**WHAT YOU HAVE TO DO**:
The lines needed are those below that contain the word "true"; copy each one.

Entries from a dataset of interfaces

'''

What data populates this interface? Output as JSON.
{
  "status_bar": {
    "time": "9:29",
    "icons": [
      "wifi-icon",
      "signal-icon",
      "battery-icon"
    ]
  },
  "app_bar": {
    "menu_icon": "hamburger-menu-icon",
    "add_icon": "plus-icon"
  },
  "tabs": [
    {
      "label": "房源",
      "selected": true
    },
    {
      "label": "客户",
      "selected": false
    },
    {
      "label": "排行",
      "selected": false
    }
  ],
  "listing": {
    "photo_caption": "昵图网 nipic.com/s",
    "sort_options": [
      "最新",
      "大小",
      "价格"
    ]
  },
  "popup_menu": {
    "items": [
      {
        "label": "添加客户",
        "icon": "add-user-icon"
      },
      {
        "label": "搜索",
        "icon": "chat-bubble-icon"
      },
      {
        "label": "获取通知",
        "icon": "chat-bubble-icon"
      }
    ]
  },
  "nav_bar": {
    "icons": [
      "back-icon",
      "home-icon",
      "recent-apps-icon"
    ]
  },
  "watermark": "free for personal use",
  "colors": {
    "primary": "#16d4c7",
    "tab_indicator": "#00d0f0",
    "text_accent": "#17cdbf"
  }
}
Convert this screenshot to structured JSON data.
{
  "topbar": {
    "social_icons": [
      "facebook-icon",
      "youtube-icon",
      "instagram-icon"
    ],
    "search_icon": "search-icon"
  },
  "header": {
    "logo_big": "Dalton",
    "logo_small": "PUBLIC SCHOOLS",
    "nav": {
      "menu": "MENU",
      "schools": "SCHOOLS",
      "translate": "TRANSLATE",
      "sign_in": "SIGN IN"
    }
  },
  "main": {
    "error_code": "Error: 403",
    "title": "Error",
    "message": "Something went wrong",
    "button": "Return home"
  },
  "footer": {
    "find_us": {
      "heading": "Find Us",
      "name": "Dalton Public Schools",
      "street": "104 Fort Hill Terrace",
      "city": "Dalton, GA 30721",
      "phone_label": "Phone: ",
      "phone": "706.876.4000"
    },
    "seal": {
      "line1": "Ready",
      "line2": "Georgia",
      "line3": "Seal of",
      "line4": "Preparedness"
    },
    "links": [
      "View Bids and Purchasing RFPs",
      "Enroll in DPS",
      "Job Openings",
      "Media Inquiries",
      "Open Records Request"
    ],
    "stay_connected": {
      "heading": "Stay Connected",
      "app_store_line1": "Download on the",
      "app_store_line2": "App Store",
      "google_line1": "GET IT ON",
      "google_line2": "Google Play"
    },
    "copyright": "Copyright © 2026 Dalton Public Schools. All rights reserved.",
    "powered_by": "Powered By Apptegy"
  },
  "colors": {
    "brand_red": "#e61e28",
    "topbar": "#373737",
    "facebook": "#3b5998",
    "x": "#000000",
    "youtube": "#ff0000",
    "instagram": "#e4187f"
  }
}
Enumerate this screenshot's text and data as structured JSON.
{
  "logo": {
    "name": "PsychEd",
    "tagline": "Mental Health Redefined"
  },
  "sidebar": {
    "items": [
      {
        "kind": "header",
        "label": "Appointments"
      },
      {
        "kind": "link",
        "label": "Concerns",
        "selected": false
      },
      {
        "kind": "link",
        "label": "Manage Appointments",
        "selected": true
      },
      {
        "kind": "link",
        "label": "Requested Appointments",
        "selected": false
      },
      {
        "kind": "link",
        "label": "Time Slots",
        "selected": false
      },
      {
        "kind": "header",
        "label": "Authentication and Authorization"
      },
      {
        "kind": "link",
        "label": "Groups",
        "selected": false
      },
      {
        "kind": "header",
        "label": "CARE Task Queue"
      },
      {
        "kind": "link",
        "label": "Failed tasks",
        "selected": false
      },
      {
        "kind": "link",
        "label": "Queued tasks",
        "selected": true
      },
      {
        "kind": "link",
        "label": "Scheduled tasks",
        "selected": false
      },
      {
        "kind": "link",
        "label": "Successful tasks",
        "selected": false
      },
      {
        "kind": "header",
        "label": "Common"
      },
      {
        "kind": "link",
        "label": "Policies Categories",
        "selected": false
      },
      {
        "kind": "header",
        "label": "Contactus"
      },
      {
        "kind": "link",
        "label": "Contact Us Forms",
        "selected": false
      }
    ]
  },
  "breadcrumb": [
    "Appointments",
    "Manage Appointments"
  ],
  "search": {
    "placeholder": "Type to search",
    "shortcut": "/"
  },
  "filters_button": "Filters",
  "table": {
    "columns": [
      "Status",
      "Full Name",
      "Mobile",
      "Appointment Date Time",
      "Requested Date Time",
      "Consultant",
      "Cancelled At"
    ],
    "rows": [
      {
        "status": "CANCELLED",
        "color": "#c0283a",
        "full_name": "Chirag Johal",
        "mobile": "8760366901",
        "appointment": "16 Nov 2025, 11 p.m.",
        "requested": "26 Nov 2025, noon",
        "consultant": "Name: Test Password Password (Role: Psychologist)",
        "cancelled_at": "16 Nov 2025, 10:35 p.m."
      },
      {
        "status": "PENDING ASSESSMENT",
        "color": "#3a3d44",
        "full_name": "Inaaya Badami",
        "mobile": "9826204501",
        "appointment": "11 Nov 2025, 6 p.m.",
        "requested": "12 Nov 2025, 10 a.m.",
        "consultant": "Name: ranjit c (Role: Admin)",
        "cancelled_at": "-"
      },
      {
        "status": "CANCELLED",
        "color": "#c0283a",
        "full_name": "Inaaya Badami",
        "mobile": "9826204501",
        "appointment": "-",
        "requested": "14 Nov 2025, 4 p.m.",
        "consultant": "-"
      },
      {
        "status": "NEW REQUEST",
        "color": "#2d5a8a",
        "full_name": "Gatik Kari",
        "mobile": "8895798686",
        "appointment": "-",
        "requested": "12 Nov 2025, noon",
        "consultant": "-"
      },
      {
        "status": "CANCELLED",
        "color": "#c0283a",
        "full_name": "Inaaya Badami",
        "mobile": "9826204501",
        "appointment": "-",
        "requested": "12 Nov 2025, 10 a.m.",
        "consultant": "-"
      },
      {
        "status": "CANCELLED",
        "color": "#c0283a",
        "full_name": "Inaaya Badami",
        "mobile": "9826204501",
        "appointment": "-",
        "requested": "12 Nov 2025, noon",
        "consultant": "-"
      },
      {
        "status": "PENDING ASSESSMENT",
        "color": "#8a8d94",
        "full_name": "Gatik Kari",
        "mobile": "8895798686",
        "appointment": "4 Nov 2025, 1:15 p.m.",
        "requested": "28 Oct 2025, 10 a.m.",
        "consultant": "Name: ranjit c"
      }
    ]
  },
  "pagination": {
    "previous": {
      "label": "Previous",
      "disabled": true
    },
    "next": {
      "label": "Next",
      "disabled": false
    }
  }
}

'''

**ANSWER SPACE**:
      "selected": true
        "selected": true
        "selected": true
      "disabled": true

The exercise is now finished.